Trek to Yomi

Xbox Series X/S, PS5/PS4, Xbox One, PC action

There are only three professions that are universally accepted as being cool: astronaut, pirate and samurai. There are some that might argue that plumber should be added to that list, but that’s simply not acceptable.

All have been staples for video game protagonists over the years, but the latter has made an impressive impact lately with the release of 2020’s open world adventure Ghost of Tsushima for Sony’s PlayStation consoles.

Picking up the samurai sword where that game left off is this impressive indie title Trek to Yomi.

boom reviews Trek to Yomi
I told you no fires in the apartment, now you have to pay.

From a young age, Hiroki has been trained in the art of the samurai. He owes everything to his master, so when he faces death, Hiroki swears to protect his town and its community.

His skills come into play when the town is pretty much destroyed, and the young samurai, now full of grief and hatred, vows revenge on all those who have done his people wrong. It’s a lonely task, but one Hiroki holds true, as he seeks to confront and defeat those who have destroyed his world.

boom reviews - Trek to Yomi
Listen, you said it was 30 Euros for a gondala ride. So we settle this like gentlemen...

Although Trek to Yomi is similar to Ghost of Tsushima in that both feature a samurai as a main protagonist, they are two very different games. A major factor to this is the difference in budget; Sony’s game is an expensive AAA title with a huge budget behind it, whereas this is produced on a smaller scale in every way imaginable. But it doesn’t stop it from being a truly remarkable experience.
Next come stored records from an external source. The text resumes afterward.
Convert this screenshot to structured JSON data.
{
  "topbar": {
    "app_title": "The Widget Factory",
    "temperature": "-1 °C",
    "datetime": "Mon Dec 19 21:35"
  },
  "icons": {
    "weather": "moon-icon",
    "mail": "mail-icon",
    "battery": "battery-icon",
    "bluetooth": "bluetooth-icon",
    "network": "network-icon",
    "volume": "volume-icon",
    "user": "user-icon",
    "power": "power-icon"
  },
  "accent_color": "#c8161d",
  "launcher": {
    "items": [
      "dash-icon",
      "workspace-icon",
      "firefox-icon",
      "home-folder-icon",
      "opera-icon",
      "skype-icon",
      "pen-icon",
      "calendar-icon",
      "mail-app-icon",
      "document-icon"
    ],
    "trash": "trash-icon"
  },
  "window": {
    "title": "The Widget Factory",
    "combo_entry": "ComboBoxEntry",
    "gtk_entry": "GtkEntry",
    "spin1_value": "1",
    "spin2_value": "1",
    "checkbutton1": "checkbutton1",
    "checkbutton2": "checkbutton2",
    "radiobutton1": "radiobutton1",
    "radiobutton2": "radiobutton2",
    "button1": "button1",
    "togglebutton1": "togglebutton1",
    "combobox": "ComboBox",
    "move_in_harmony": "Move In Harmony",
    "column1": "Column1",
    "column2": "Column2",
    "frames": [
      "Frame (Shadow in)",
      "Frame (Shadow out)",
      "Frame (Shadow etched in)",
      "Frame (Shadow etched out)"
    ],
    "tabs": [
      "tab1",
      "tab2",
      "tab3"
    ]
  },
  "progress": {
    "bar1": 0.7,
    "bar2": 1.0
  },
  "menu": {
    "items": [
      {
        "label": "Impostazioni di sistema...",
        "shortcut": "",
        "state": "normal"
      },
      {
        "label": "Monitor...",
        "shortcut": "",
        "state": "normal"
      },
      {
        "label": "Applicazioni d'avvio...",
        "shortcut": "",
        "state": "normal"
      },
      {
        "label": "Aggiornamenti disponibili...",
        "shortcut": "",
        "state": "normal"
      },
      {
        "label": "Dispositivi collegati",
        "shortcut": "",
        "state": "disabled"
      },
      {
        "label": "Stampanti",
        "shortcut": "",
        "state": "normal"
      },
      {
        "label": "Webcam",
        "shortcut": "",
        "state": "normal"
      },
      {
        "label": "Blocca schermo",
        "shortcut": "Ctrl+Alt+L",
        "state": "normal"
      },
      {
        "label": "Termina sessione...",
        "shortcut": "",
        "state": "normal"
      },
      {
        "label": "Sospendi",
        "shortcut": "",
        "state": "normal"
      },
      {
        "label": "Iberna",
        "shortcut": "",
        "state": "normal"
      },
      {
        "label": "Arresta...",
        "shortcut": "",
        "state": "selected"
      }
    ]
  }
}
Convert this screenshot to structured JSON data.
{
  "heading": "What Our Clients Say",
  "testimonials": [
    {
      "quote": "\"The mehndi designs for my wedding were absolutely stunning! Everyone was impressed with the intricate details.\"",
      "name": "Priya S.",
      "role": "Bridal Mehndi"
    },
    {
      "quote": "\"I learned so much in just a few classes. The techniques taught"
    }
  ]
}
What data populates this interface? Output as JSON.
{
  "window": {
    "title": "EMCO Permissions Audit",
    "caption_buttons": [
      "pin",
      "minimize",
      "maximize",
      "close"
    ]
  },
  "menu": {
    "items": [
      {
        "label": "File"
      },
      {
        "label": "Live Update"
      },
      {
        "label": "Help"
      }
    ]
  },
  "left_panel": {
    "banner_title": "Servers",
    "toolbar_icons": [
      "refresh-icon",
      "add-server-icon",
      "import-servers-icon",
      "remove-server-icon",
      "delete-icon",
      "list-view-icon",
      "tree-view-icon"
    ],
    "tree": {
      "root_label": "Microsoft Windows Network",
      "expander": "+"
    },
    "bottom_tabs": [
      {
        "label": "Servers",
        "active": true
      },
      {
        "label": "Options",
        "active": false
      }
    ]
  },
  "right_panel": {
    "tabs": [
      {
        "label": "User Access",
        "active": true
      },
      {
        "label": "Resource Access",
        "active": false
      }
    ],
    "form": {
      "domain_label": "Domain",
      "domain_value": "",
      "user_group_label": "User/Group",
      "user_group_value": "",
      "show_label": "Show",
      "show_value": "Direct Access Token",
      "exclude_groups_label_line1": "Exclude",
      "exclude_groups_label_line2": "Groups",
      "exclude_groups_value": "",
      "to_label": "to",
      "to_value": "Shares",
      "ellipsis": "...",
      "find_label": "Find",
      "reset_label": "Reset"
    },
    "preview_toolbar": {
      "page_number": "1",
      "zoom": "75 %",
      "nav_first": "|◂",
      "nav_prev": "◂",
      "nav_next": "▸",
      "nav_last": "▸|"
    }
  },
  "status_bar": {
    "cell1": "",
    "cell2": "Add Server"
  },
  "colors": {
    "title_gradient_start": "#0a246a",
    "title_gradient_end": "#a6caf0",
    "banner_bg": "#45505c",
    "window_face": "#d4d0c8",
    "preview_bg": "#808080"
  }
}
No doubt the first element that will strike you will be the game’s visuals. To say the game is in black and white is an understatement; it’s presented like a classic film, so much so that it could easily be seen as a spin-off from legendary Japanese director Akira Kurosawa’s 1954 Seven Samurai, entitled The Solo Samurai. Its colourless palette is rich and full of depth, and greatly adds to the already incredible atmosphere present.

Certainly the fact that the game features Japanese dialogue with English subtitles enhances the world cinema effect.

Although it could be described as a 2D side scroller, there’s more to it than that. For the most part your character does indeed traverse left and right, but the developers Flying Wild Hog were keen for players to be able to explore more of the space available. For instance, there are times when Hiroki moves in a 3D space, back and forth into the screen, as well as climbing ladders to other areas that can also be explored in 3D. It’s a good idea to explore, as there are useful items that can be picked up in doing so.

Also, as the game progresses, your character is able to unlock further abilities, and use other weapons other than his sword such as bo-shuriken, bow and arrows and a gun of some description, all of which he will need to use as he his confronted by a myriad of enemies.

The world is jaw-droppingly beautiful, as you wander through such a cinematic world, driven by a compelling narrative. It could be said that the combat gets somewhat competitive, with a number of combos that you learn the patterns that the enemies use when fighting, but the fact is, is that it’s varied enough to not become tiresome.

Perhaps the only criticism that can be levelled at it fairly is the fact it’s difficult to play in a fairly bright room; a lot of the detail is lost, and we found ourselves squinting more often than not, leading to us to either play in the evening or to draw a curtain. Certainly the game’s visuals deserve to be seen in the best light possible, as it were.

Trek to Yomi then could possibly be the closest thing to controlling the star of a film, with a strongly driven narrative, that is both intriguing and mysterious, and a visual style that has cultural film authenticity the likes of which that the master Kurosawa would no doubt be proud.

A genuine gaming masterpiece.

we give this five out of five